Westminster Real Estate Information

Westminster is an incorporated city in Carroll County, Maryland. Westminster also happens to be the county seat of Carroll County, and it is located right on the edge of the Baltimore-Washington metropolitan area. The city was founded in 1764, but was not incorporate into Carroll County until 1818. Westminster is an equal distance, approximately 37 miles northwest of Baltimore City and southwest of York, Pennsylvania. The entire city encompasses a total area of 5.7 square miles.

The city of Westminster falls into the humid continental climate zone. This causes Westminster to be colder than the southern parts of Maryland, which falls in the humid subtropical climate zone. This also causes Westminster to receive a larger amount of annual snowfall than most elsewhere in Maryland. The city also sees a lot more tornados than the rest of Maryland, with a 40 percent higher tornado rate than the United States average. In April of 1952, an F3 tornado hit 15 miles from Westminster city center with winds between 158 and 206 miles per hour. The tornado injured four people and caused millions of dollars worth of damage to local properties. Another F3 tornado hit in July of 1996, this time only 5 miles form Westminster city center, killing 3 people and causing 5 million dollars worth of property damages.

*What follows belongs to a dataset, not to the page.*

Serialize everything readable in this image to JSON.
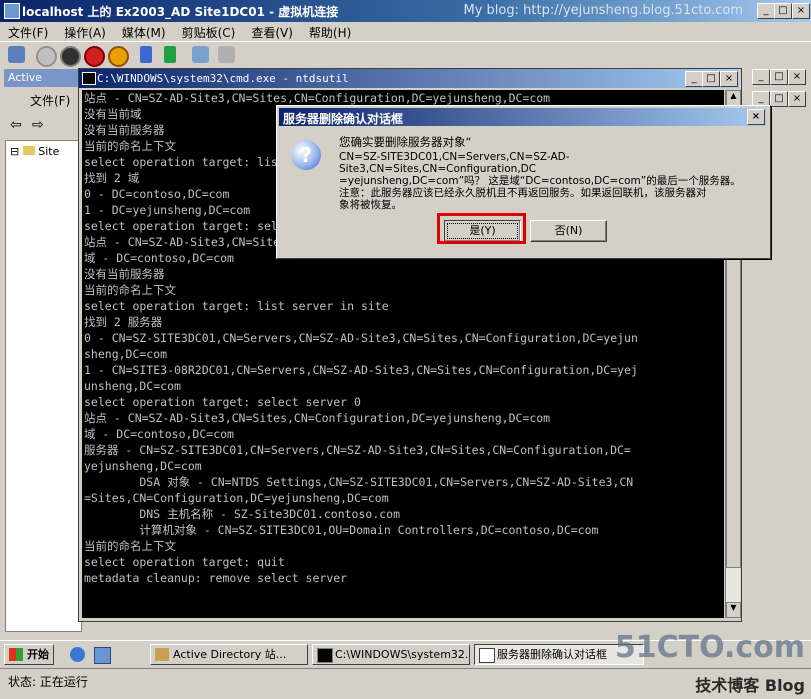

There are many attractions and events that bring visitors to the city of Westminster. One landmark in this city is the Hashawha Tower. This tower is actually a windmill and it can be found at the Hashwha Environmental Center. Other annual events in the city include the Carroll County Fair, held each year in Westminster, the county seat. One can also find a historic Westminster tradition, known as Common Ground on the Hill. Westminster also hosts the Maryland Wine Festival, and an annual art show referred to as Art in the Park.

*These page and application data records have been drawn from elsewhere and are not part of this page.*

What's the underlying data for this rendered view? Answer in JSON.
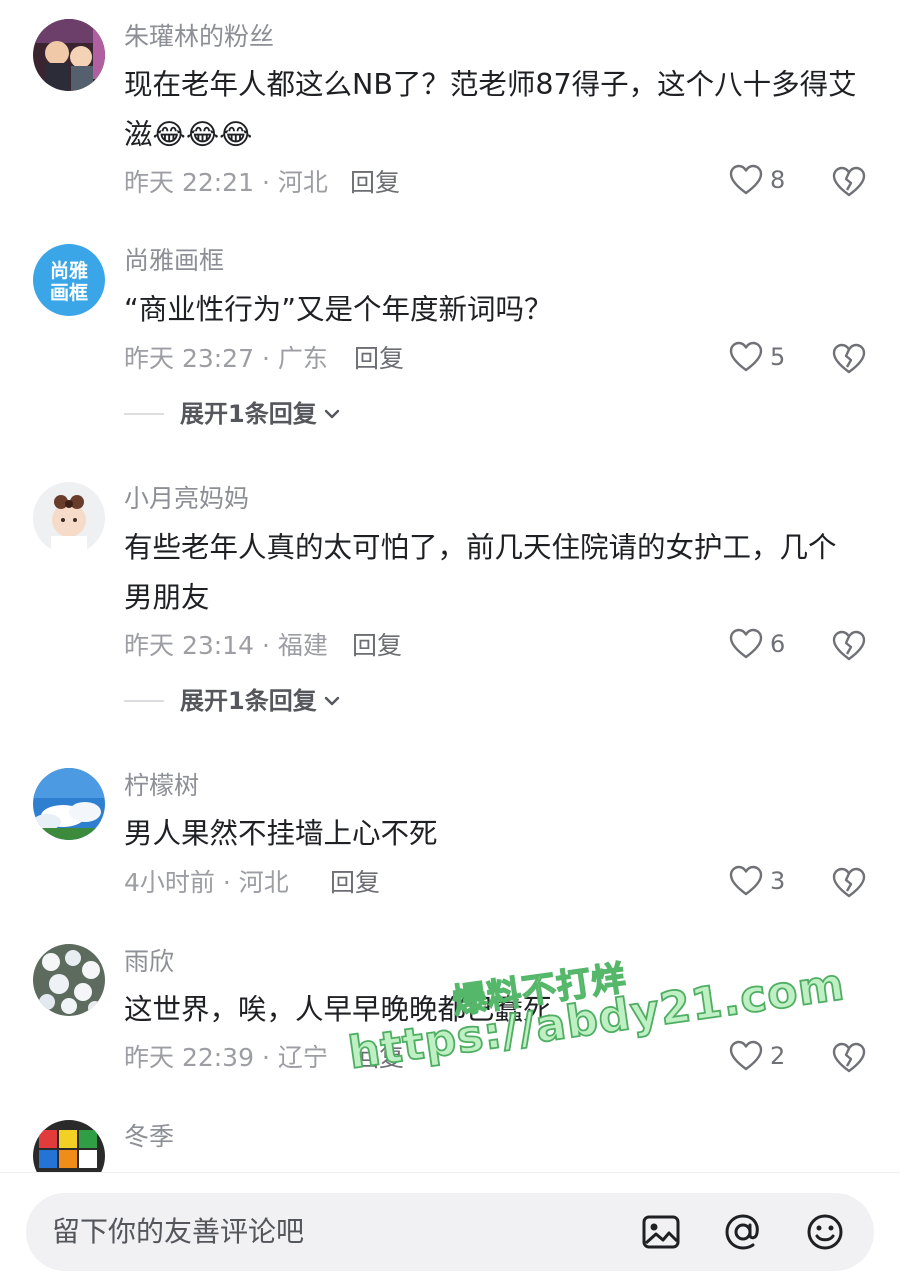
{
  "comments": [
    {
      "username": "朱瓘林的粉丝",
      "text": "现在老年人都这么NB了？范老师87得子，这个八十多得艾滋",
      "emoji": "😂😂😂",
      "time": "昨天 22:21 · 河北",
      "reply_label": "回复",
      "likes": "8"
    },
    {
      "username": "尚雅画框",
      "text": "“商业性行为”又是个年度新词吗？",
      "time": "昨天 23:27 · 广东",
      "reply_label": "回复",
      "likes": "5",
      "expand_label": "展开1条回复",
      "avatar_text": "尚雅画框"
    },
    {
      "username": "小月亮妈妈",
      "text": "有些老年人真的太可怕了，前几天住院请的女护工，几个男朋友",
      "time": "昨天 23:14 · 福建",
      "reply_label": "回复",
      "likes": "6",
      "expand_label": "展开1条回复"
    },
    {
      "username": "柠檬树",
      "text": "男人果然不挂墙上心不死",
      "time": "4小时前 · 河北",
      "reply_label": "回复",
      "likes": "3"
    },
    {
      "username": "雨欣",
      "text": "这世界，唉，人早早晚晚都已蠢死",
      "time": "昨天 22:39 · 辽宁",
      "reply_label": "回复",
      "likes": "2"
    },
    {
      "username": "冬季",
      "text": ""
    }
  ],
  "input": {
    "placeholder": "留下你的友善评论吧"
  },
  "watermark": {
    "line1": "爆料不打烊",
    "line2": "https://abdy21.com"
  },
  "icons": {
    "like": "heart-outline-icon",
    "dislike": "broken-heart-icon",
    "expand": "chevron-down-icon",
    "image": "image-icon",
    "mention": "at-icon",
    "emoji": "smiley-icon"
  }
}
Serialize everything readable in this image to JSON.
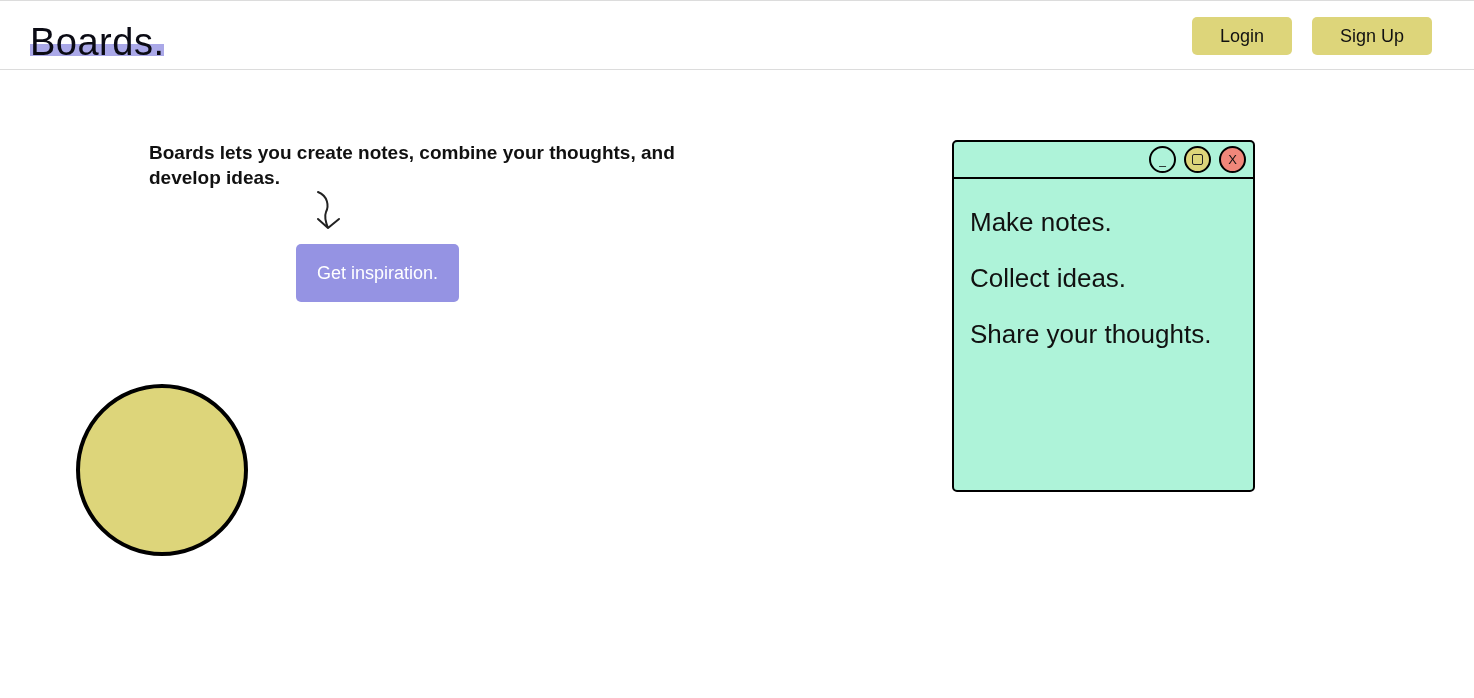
{
  "header": {
    "logo": "Boards.",
    "buttons": [
      {
        "label": "Login"
      },
      {
        "label": "Sign Up"
      }
    ]
  },
  "hero": {
    "tagline": "Boards lets you create notes, combine your thoughts, and develop ideas.",
    "cta": "Get inspiration."
  },
  "note_window": {
    "controls": [
      {
        "kind": "minimize",
        "label": "_",
        "color": "#aef3d9"
      },
      {
        "kind": "maximize",
        "color": "#ddd57a"
      },
      {
        "kind": "close",
        "label": "X",
        "color": "#f0877a"
      }
    ],
    "lines": [
      "Make notes.",
      "Collect ideas.",
      "Share your thoughts."
    ]
  }
}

The city of Westminster is also known for having appeared in national news several times. ABC News ran a story on Westminster in 2001, referring to it as the heroin capital of the country due to severe drug problems at Westminster High School. This school, known to some as “Heroin High,” had such problems with the drug that it was reported to have more than 3 drug overdoses a week. In 2000 there was more scandal in Westminster when a detective for the County Drug Task Force, Richard Ruby was charged with planting evidence on suspects. When the detective was suspended, a large amount of his drug cases were dismissed because of compromised security of evidence. This also resulted in an increase in the number of people being held in jail to wait for a trial.